Content starts
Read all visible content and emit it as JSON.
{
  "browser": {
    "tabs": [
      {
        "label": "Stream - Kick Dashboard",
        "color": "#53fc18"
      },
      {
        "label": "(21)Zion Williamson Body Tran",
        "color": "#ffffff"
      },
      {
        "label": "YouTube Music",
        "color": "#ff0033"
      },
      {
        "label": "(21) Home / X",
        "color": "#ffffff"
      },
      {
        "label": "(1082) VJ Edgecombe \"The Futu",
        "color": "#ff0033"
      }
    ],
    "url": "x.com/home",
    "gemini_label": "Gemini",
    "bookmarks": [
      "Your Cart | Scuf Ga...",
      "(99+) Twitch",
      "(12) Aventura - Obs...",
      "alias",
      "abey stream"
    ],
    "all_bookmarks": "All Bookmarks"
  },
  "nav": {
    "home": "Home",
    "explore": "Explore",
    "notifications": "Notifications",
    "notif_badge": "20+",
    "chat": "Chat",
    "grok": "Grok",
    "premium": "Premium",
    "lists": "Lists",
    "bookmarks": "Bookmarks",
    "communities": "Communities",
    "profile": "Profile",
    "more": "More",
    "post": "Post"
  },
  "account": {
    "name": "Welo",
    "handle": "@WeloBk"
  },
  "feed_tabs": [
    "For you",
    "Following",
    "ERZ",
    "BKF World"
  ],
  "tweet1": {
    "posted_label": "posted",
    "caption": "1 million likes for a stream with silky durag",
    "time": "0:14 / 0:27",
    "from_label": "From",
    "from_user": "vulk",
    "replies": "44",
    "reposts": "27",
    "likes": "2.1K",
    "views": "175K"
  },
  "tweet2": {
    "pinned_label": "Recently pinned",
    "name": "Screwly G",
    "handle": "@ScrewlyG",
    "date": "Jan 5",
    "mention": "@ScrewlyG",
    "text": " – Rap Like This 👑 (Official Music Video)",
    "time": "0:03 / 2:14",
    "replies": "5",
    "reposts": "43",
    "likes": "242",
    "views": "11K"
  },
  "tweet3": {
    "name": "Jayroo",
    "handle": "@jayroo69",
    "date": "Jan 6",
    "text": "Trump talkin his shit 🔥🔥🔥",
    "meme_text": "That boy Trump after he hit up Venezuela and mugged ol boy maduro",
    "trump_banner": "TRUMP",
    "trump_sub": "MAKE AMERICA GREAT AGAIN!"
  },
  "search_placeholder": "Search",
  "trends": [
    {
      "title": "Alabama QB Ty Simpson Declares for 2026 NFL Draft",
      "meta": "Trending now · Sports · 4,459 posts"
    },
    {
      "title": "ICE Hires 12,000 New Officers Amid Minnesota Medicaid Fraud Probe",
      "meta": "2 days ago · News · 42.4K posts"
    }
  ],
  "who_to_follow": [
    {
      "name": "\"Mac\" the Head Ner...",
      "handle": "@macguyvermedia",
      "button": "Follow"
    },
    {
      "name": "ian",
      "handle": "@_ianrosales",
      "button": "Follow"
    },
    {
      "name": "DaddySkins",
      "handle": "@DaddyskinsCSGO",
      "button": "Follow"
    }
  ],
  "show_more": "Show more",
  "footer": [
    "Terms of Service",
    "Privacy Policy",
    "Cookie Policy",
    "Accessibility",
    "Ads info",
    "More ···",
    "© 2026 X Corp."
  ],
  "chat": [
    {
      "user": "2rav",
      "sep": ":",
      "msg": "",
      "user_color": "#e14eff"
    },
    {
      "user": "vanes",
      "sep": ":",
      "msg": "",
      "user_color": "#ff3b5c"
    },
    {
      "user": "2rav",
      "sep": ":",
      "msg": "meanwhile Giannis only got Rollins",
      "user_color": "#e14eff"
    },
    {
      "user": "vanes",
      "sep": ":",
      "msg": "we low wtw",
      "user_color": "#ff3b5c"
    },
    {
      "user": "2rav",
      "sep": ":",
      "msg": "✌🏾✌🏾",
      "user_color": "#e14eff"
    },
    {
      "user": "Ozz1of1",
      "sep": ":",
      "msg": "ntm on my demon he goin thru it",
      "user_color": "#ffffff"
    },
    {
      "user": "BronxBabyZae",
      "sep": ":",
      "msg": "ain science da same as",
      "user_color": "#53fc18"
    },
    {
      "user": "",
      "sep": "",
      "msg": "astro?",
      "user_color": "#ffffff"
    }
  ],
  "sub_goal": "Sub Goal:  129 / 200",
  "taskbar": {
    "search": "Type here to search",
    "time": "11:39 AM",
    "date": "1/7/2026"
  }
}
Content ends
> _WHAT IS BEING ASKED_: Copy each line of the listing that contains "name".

> _SOLUTION_:
    "name": "Welo",
    "name": "Screwly G",
    "name": "Jayroo",
      "name": "\"Mac\" the Head Ner...",
      "name": "ian",
      "name": "DaddySkins",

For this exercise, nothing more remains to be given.